Cleaning tasks may imply exposure to chemical agents with potential harmful effects to the respiratory system, and increased risk of asthma and respiratory symptoms among professional cleaners and in persons cleaning at home has been reported. Long-term consequences of cleaning agents on respiratory health are, however, not well described.Objectives:
This study aimed to investigate long-term effects of occupational cleaning and cleaning at home on lung function decline and airway obstruction.Methods:
The European Community Respiratory Health Survey (ECRHS) investigated a multicenter population-based cohort at three time points over 20 years. A total of 6,235 participants with at least one lung function measurement from 22 study centers, who in ECRHS II responded to questionnaire modules concerning cleaning activities between ECRHS I and ECRHS II, were included.

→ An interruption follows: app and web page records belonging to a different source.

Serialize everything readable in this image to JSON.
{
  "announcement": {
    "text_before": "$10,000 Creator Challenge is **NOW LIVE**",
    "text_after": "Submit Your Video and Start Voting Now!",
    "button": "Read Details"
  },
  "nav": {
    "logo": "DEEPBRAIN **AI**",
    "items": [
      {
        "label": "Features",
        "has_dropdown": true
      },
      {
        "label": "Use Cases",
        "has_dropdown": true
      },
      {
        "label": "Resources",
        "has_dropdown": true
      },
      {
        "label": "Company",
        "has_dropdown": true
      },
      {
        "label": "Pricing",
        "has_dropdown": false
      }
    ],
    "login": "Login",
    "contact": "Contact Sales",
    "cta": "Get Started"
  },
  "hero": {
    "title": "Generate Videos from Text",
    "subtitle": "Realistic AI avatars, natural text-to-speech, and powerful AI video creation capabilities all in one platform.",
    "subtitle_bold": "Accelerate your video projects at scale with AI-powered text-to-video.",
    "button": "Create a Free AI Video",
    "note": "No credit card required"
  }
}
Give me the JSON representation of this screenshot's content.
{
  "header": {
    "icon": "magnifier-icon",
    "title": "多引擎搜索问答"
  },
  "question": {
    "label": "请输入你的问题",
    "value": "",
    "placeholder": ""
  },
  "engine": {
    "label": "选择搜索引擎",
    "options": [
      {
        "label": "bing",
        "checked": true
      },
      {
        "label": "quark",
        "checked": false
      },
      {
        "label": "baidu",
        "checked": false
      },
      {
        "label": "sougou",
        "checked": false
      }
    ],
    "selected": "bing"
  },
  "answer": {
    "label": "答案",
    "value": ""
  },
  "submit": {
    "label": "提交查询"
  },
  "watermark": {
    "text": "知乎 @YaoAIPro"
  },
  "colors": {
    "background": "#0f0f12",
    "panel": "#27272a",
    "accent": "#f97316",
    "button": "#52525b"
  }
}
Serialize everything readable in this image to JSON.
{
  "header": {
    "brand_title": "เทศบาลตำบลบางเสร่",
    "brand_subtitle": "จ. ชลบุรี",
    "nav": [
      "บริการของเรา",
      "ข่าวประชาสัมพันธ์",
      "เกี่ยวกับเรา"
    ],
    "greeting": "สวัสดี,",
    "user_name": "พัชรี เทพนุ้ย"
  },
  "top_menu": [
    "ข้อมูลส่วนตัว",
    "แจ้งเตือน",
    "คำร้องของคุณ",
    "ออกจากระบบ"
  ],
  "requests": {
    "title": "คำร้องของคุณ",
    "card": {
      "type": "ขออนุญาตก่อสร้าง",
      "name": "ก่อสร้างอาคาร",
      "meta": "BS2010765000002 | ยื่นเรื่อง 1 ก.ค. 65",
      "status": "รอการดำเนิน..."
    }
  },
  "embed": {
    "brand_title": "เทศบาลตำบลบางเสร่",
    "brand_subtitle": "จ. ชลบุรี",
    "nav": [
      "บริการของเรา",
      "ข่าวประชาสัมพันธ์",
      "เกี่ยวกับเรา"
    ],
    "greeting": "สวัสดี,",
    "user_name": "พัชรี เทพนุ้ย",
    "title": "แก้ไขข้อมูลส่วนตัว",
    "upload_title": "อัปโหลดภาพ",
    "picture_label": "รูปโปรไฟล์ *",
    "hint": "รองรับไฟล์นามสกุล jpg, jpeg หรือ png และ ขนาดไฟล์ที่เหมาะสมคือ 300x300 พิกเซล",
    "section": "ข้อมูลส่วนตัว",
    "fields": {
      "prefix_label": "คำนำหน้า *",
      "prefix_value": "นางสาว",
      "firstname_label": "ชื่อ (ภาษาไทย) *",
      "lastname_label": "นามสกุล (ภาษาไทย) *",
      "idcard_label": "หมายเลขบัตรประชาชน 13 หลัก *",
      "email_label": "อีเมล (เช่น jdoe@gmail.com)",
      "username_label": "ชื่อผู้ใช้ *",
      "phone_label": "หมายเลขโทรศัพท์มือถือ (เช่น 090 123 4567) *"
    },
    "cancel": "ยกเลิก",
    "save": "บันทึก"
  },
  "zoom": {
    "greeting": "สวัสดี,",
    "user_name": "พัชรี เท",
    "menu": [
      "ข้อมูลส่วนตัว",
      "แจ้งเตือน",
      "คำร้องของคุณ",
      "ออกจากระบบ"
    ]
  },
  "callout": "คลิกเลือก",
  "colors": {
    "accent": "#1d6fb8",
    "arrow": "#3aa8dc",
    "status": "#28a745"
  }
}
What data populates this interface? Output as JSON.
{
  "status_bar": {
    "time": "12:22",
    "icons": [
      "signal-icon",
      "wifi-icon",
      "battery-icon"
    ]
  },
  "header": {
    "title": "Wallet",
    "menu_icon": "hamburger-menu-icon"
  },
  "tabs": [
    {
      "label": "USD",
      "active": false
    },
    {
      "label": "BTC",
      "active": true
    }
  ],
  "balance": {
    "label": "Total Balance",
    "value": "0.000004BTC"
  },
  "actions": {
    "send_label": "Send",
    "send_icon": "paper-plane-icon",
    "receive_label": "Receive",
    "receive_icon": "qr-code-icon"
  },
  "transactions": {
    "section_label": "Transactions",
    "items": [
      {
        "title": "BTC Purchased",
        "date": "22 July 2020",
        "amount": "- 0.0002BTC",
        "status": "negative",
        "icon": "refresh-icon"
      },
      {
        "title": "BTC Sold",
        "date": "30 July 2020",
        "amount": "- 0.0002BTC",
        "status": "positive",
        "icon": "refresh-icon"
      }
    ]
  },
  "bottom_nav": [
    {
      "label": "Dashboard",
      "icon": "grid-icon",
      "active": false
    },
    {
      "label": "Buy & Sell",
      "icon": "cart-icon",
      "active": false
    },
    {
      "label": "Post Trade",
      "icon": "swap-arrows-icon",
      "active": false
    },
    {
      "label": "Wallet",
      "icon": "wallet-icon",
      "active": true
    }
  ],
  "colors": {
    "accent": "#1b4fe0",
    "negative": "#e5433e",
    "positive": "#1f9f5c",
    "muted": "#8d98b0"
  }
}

The data were analyzed with mixed linear models adjusting for potential confounders.Measurements and Main Results:
As compared with women not engaged in cleaning (ΔFEV1 = −18.5 ml/yr), FEV1 declined more rapidly in women responsible for cleaning at home (−22.1; P = 0.01) and occupational cleaners (−22.4; P = 0.03). The same was found for decline in FVC (ΔFVC = −8.8 ml/yr; −13.1, P = 0.02; and −15.9, P = 0.002; respectively). Both cleaning sprays and other cleaning agents were associated with accelerated FEV1 decline (−22.0, P = 0.04; and −22.9, P = 0.004; respectively). Cleaning was not significantly associated with lung function decline in men or with FEV1/FVC decline or airway obstruction.Conclusions:
Women cleaning at home or working as occupational cleaners had accelerated decline in lung function, suggesting that exposures related to cleaning activities may constitute a risk to long-term respiratory health.